• Tn2_large

    The illustrious résumé of Tatsuya Nakadai doubles as a snapshot of Japanese cinema in its golden age. Starting in the 1950s, the wildly prolific actor made a career out of shape-shifting, amassing credits in a wide range of films that run the gamut from devastating humanist tragedies to breathtaking action and science fiction. Now eighty-four, Nakadai paid a visit to New York late last year, and while in town he stopped by the Criterion office to talk with East Asian cinema scholar Aaron Gerow about five of the master filmmakers who shepherded some of his finest performances to the screen: Masaki Kobayashi, Akira Kurosawa, Mikio Naruse, Kihachi Okamoto, and Hiroshi Teshigahara. Today, we’re premiering that conversation on the Criterion Channel along with a series of nine classics that showcase the actor at the height of his powers. In the below excerpt, Nakadai sheds light on one of his most iconic moments as a samurai hero, recounting his experience shooting his blood-gushing climactic face-off with Toshiro Mifune in Kurosawa’s Sanjuro.


1 comment

  • By ExtantHatchet
    April 18, 2017
    12:53 AM

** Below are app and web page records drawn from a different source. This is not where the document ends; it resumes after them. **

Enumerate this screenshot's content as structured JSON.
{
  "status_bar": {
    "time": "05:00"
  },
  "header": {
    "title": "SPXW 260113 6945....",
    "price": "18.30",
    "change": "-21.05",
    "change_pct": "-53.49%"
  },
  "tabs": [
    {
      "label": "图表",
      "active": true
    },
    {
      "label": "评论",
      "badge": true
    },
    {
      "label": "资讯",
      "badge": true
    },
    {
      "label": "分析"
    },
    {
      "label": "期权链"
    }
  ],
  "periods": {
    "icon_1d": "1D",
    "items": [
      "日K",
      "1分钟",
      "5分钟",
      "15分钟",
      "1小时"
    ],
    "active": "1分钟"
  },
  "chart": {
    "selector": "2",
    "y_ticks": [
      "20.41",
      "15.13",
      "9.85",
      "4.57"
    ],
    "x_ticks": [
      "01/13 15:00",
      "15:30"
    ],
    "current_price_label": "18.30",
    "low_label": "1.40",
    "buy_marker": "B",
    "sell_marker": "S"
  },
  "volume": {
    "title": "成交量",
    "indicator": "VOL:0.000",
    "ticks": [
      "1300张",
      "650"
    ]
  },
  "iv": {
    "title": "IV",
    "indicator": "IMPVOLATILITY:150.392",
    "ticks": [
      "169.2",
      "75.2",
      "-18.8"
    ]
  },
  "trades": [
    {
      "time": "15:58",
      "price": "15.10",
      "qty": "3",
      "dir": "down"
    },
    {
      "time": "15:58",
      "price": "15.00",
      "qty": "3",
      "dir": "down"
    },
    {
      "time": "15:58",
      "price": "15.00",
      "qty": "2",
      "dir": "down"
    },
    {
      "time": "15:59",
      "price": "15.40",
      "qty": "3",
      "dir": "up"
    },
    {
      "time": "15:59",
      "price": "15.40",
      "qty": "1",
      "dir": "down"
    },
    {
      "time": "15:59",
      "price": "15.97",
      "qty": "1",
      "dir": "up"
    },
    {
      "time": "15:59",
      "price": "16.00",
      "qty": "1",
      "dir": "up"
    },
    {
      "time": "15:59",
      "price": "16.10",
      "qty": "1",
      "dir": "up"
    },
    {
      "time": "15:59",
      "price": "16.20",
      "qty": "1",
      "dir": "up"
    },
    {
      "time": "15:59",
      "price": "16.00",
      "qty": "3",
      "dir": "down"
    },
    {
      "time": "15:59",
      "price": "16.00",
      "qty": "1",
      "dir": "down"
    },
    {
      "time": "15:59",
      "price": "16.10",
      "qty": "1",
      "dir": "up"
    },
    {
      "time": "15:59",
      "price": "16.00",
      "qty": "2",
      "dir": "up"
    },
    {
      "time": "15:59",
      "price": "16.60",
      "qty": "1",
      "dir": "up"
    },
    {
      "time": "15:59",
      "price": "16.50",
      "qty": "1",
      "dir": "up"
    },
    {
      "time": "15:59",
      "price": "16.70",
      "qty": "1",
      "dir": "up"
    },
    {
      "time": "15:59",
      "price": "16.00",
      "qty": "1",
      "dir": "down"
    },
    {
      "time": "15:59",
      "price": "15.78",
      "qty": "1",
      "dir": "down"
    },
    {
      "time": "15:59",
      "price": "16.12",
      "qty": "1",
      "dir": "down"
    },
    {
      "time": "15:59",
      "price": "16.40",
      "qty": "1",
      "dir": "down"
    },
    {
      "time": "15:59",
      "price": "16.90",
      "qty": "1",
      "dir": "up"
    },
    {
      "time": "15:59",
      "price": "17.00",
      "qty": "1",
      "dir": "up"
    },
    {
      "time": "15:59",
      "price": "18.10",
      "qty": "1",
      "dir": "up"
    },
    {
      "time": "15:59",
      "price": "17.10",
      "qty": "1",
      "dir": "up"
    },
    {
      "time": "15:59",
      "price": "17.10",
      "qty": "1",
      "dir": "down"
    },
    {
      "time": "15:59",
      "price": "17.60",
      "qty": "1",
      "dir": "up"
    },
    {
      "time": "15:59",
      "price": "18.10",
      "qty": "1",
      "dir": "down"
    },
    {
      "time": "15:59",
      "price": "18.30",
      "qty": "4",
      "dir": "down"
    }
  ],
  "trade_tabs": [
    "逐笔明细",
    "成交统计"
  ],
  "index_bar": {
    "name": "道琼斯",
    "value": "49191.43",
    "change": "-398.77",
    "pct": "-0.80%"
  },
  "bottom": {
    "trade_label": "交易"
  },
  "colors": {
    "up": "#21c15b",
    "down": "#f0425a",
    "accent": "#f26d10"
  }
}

    What a great interview. Nakadai is as charming at 84 as he was in his young manhood, and he seems to be incapable of expressing a false or insincere note. I believe that he and Cary Grant are the two greatest film actors the medium has produced - both men were/are not just unbelievably charismatic, but they could/can modulate their intrinsic charisma into almost any rhythm required for the material they were/are serving. It's telling that Nakadai credits his wide-ranging success to the fact that he turned down the money promised by a studio contract and instead chose to work at lower rates so he could be free to act for directors/material he liked (and continue his career on stage). This kind of sacrifice for one's art is as uncommon as it is necessary, and that Nakadai would do so is utterly in keeping with the great humanity he projects on screen. Thank you Nakadai-sama, you are truly one of a kind.
    Reply